How My New Dish-Washing Routine Changed My Relationship with My Son
I turned 30 a couple of years ago and, despite being solidly married with two children, I suddenly felt this need to adult harder than ever. Things were pretty chaotic (see: two kids) and I was grasping desperately for small things I could tweak to streamline, or simplify — whatever I could do to help me gain more control over the day-to-day.
I did not read Marie Kondo and thank my old prom dress before donating it. I didn’t start intensive Sunday meal prepping. Instead, I decided to do the dishes.

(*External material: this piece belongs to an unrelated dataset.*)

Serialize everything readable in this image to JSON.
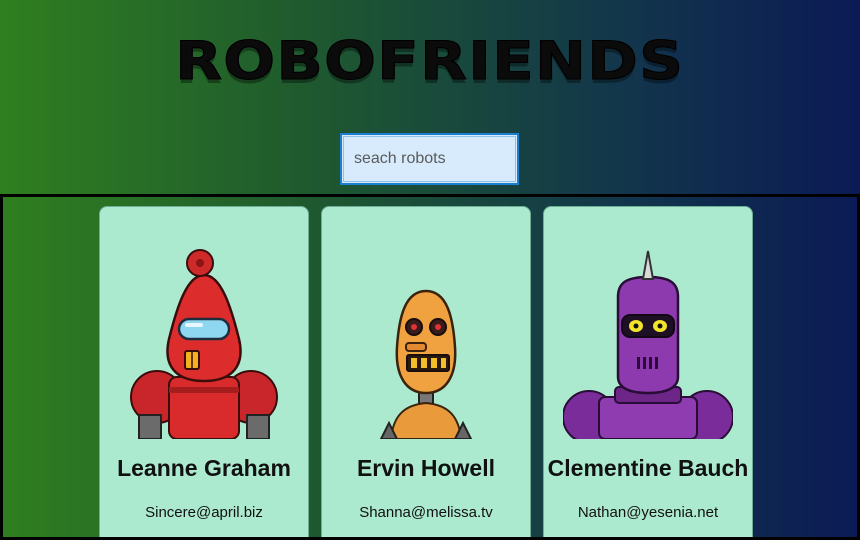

Of course, I’ve always done the dishes. I am a grown lady! But as a food writer and a mom, there are always just so many of them (so, so many). I would cram whatever I could into the dishwasher after dinner and let it run its cycle. (Likely for the second time that day.)
But the large and awkward pieces would get washed and left in the dish drainer until … I needed to use them again. None of it ever got put away. It was like open shelving, except instead of intentionally mismatched ceramics and tiny succulents it was a precariously stacked pile of pots and pans and the water bottles that actually made it home and Thermoses from lunch boxes and all the salad spinner parts. Oh and there was also that one pot in the sink that got left “to soak.” I gave myself permission to call it quits after 85% of the job was done because I was 100% done.

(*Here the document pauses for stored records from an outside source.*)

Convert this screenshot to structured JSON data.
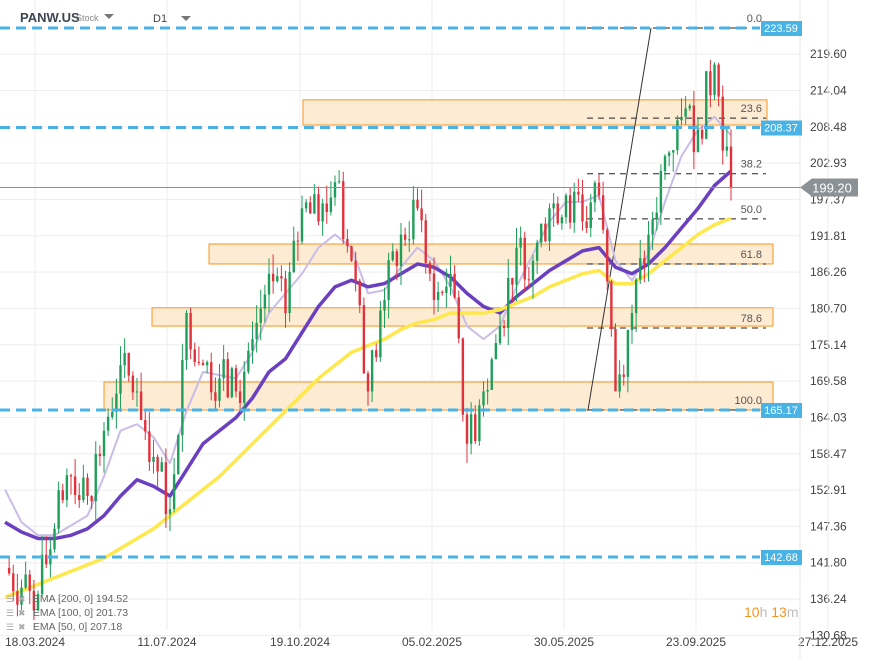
{
  "header": {
    "symbol": "PANW.US",
    "type": "Stock",
    "timeframe": "D1"
  },
  "legend": [
    {
      "label": "EMA [200,  0] 194.52",
      "color": "#ffe84d"
    },
    {
      "label": "EMA [100,  0] 201.73",
      "color": "#6a3fc0"
    },
    {
      "label": "EMA [50,  0] 207.18",
      "color": "#c9bde8"
    }
  ],
  "timer": {
    "hours": "10",
    "h": "h",
    "minutes": "13",
    "m": "m"
  },
  "chart_data": {
    "type": "candlestick",
    "ylim": [
      130.68,
      226.5
    ],
    "y_ticks": [
      "219.60",
      "214.04",
      "208.48",
      "202.93",
      "197.37",
      "191.81",
      "186.26",
      "180.70",
      "175.14",
      "169.58",
      "164.03",
      "158.47",
      "152.91",
      "147.36",
      "141.80",
      "136.24",
      "130.68"
    ],
    "x_ticks": [
      "18.03.2024",
      "11.07.2024",
      "19.10.2024",
      "05.02.2025",
      "30.05.2025",
      "23.09.2025",
      "27.12.2025"
    ],
    "dates": [
      "2024-02-09",
      "2024-02-23",
      "2024-03-08",
      "2024-03-22",
      "2024-04-05",
      "2024-04-19",
      "2024-05-03",
      "2024-05-17",
      "2024-05-31",
      "2024-06-14",
      "2024-06-28",
      "2024-07-12",
      "2024-07-26",
      "2024-08-09",
      "2024-08-23",
      "2024-09-06",
      "2024-09-20",
      "2024-10-04",
      "2024-10-18",
      "2024-11-01",
      "2024-11-15",
      "2024-11-29",
      "2024-12-13",
      "2024-12-27",
      "2025-01-10",
      "2025-01-24",
      "2025-02-07",
      "2025-02-21",
      "2025-03-07",
      "2025-03-21",
      "2025-04-04",
      "2025-04-18",
      "2025-05-02",
      "2025-05-16",
      "2025-05-30",
      "2025-06-13",
      "2025-06-27",
      "2025-07-11",
      "2025-07-25",
      "2025-08-08",
      "2025-08-22",
      "2025-09-05",
      "2025-09-19",
      "2025-10-03",
      "2025-10-17"
    ],
    "close": [
      141,
      138,
      137,
      147,
      155,
      152,
      162,
      172,
      168,
      158,
      150,
      180,
      172,
      170,
      168,
      176,
      186,
      180,
      196,
      194,
      200,
      188,
      168,
      182,
      192,
      196,
      182,
      186,
      160,
      168,
      178,
      190,
      188,
      196,
      198,
      194,
      198,
      168,
      180,
      192,
      204,
      210,
      208,
      218,
      199.2
    ],
    "series": [
      {
        "name": "EMA [200,  0]",
        "color": "#ffe84d",
        "values": [
          136.5,
          137.5,
          138.5,
          139.5,
          140.5,
          141.5,
          142.5,
          144,
          145.5,
          147,
          149,
          151,
          153,
          155,
          157.5,
          160,
          162.5,
          165,
          167.5,
          170,
          172,
          174,
          175,
          176,
          177.5,
          178.5,
          179,
          180,
          180,
          180,
          180.5,
          181.5,
          182.5,
          184,
          185,
          186,
          186.5,
          184.5,
          184.5,
          186,
          188,
          190,
          192,
          193.5,
          194.5
        ]
      },
      {
        "name": "EMA [100,  0]",
        "color": "#6a3fc0",
        "values": [
          148,
          146.5,
          145.5,
          145.5,
          146,
          147,
          149,
          152,
          154.5,
          153.5,
          152,
          156,
          160,
          162,
          164,
          167,
          171,
          173,
          177,
          181,
          184,
          185,
          184,
          184.5,
          186,
          187.5,
          187,
          185.5,
          183,
          181,
          180,
          182.5,
          184.5,
          186.5,
          188,
          189.5,
          190,
          187,
          186,
          187.5,
          190,
          193,
          196,
          199.5,
          201.7
        ]
      },
      {
        "name": "EMA [50,  0]",
        "color": "#c9bde8",
        "values": [
          153,
          148,
          146,
          146,
          147.5,
          149,
          155,
          162,
          163,
          161,
          157,
          165,
          171,
          170.5,
          170,
          174,
          180,
          183,
          186,
          190,
          192,
          190,
          183,
          183.5,
          187,
          190,
          188,
          184,
          178,
          176,
          178,
          184,
          189,
          194,
          197,
          197,
          198,
          188,
          185,
          189,
          197,
          204,
          208,
          210,
          207.2
        ]
      }
    ],
    "horizontal_levels": [
      {
        "value": 223.59,
        "label": "223.59"
      },
      {
        "value": 208.37,
        "label": "208.37"
      },
      {
        "value": 165.17,
        "label": "165.17"
      },
      {
        "value": 142.68,
        "label": "142.68"
      }
    ],
    "last_price": {
      "value": 199.2,
      "label": "199.20"
    },
    "zones": [
      {
        "from": 208.75,
        "to": 212.6
      },
      {
        "from": 187.5,
        "to": 190.55
      },
      {
        "from": 178.0,
        "to": 180.8
      },
      {
        "from": 165.17,
        "to": 169.45
      }
    ],
    "fibonacci": {
      "high": 223.59,
      "low": 165.17,
      "levels": [
        {
          "ratio": "0.0",
          "value": 223.59
        },
        {
          "ratio": "23.6",
          "value": 209.8
        },
        {
          "ratio": "38.2",
          "value": 201.3
        },
        {
          "ratio": "50.0",
          "value": 194.4
        },
        {
          "ratio": "61.8",
          "value": 187.5
        },
        {
          "ratio": "78.6",
          "value": 177.7
        },
        {
          "ratio": "100.0",
          "value": 165.17
        }
      ]
    },
    "colors": {
      "up": "#1e9e5a",
      "down": "#e0323c",
      "level": "#4ab3e6",
      "zone_fill": "#fdebd3",
      "zone_border": "#f7941d",
      "price_tag": "#8a9296"
    }
  }
}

Unfortunately, giving myself permission to continually do less wasn’t the moment of self-care I thought it was. I was really just setting myself up for defeat. First thing the next morning, my mood would immediately turn south when I would spy that soaking pot in the sink. My to-do list had already grown, and I hadn’t even had my coffee yet.
So I ditched my huge dish drainer and replaced it with this dish mat. (The “mini” size is perfect, but don’t let the description fool you; it holds quite a lot, while also limiting my stacking capabilities.) And then I wrangled my son into helping with the drying. Because what is parenting if not outsourcing chores you hate? I wash, he dries and puts everything away. I hang the mat up to dry until it’s needed again.
While I pat myself on the back for this newfound expanse of uncluttered counter space, there is more than just the one benefit. What I have really come to love is the stillness in the busyness of those 20 minutes with my son by my side.
Now at the end of each day, my moody preteen is nowhere to be found. Instead, a 12-year-old boy towers over me, wielding a clean drying towel and a grin. Caught in the corner between the counter and me, he jabbers away, filling up the entirety of the space. I get to hear the goofy stories about his teammates in the dugout. He tries to navigate a conversation about lunchtime politics, unsure of how to detail things because he’s unsure of what it all even means. I hear about his concern over locker-room graffiti and the evergreen frustrations of group work.
It is quiet and his homework is done. Any scheduled practice for the day is over and the only things left for him are a shower and a book in bed. His mind is free to wander up and down the incredible potential of everything he doesn’t know he doesn’t understand. My to-do list is far from finished, and probably never will be, but I’m pushing that anxiety away for the moment. My adulting can wait as I listen to him grow into his own.
Do you do any chores with your kids? Tell us about them in the comments below!